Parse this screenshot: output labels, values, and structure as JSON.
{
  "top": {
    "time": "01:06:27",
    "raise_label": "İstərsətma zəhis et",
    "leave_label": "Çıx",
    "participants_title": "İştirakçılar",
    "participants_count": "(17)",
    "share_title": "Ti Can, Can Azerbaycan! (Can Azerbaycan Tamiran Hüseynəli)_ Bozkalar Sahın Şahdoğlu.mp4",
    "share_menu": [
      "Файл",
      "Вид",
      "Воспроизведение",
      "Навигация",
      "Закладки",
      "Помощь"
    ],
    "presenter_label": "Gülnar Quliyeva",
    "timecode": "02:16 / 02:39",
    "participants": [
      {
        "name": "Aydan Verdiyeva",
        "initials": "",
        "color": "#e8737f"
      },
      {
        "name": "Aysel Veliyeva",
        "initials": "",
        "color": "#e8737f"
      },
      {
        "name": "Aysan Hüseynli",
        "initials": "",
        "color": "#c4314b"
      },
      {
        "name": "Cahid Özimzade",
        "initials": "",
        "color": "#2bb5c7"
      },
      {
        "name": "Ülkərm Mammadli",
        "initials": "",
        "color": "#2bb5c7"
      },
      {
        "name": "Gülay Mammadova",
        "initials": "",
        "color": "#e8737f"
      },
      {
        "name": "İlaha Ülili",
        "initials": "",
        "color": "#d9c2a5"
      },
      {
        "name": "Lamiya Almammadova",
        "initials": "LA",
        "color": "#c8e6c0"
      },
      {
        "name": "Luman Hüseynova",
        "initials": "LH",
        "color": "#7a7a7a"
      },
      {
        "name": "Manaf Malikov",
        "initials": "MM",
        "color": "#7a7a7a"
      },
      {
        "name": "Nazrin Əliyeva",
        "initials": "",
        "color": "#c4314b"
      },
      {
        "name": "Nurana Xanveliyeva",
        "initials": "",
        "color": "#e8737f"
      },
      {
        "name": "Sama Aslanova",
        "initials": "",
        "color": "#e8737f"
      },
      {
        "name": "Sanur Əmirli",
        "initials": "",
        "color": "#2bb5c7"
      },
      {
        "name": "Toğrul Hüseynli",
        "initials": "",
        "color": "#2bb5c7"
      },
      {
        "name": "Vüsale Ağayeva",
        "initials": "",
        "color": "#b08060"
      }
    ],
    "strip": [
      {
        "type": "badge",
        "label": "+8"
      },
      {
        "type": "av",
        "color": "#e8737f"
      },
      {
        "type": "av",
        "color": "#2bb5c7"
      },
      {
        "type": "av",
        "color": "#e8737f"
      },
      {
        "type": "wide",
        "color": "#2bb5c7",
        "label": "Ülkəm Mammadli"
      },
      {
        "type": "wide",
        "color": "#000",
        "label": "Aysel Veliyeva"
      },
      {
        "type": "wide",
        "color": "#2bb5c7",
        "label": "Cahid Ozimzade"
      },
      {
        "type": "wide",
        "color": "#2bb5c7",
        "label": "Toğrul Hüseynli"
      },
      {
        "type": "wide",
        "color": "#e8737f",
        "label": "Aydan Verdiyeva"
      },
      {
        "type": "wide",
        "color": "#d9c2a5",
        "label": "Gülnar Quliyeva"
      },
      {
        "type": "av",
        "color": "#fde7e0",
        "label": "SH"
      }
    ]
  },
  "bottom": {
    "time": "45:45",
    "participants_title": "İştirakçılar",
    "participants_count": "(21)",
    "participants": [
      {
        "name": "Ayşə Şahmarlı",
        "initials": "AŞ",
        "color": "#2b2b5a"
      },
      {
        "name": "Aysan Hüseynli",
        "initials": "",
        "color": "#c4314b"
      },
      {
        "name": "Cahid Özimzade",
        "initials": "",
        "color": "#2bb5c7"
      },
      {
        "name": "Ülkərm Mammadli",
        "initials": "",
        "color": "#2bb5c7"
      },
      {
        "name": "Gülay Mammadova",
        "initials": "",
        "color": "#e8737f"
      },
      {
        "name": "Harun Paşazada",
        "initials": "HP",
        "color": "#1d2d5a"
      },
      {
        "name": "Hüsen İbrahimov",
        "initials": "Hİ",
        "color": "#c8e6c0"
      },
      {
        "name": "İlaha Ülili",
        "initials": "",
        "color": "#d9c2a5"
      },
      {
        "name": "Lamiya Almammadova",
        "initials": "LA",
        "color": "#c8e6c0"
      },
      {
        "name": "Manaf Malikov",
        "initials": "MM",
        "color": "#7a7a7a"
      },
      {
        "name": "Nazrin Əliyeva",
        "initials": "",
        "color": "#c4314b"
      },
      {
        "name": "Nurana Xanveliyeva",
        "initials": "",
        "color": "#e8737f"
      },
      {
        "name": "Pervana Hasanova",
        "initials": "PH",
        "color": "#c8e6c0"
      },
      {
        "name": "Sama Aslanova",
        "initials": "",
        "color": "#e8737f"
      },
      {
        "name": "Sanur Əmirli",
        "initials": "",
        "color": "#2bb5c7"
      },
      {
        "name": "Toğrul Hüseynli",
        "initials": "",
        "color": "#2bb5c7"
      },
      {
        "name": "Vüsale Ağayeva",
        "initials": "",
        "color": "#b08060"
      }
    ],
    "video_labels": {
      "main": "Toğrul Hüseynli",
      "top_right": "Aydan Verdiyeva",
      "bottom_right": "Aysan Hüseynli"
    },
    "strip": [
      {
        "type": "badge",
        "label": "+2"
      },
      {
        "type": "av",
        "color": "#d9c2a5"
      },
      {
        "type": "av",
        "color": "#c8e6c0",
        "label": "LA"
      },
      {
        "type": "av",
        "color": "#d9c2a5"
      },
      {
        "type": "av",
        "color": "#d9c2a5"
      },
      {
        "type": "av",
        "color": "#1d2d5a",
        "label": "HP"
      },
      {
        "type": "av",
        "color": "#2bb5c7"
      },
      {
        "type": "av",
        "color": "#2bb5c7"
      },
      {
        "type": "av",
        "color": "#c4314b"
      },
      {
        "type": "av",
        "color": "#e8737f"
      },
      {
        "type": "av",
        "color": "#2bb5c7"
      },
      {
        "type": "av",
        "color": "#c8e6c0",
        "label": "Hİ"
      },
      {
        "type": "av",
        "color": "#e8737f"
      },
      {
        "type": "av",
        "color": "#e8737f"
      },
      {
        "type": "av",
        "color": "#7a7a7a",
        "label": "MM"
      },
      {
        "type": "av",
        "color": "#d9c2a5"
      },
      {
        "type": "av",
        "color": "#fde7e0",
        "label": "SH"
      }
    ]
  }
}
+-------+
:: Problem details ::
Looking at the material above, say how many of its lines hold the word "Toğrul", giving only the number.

:: Task result ::
4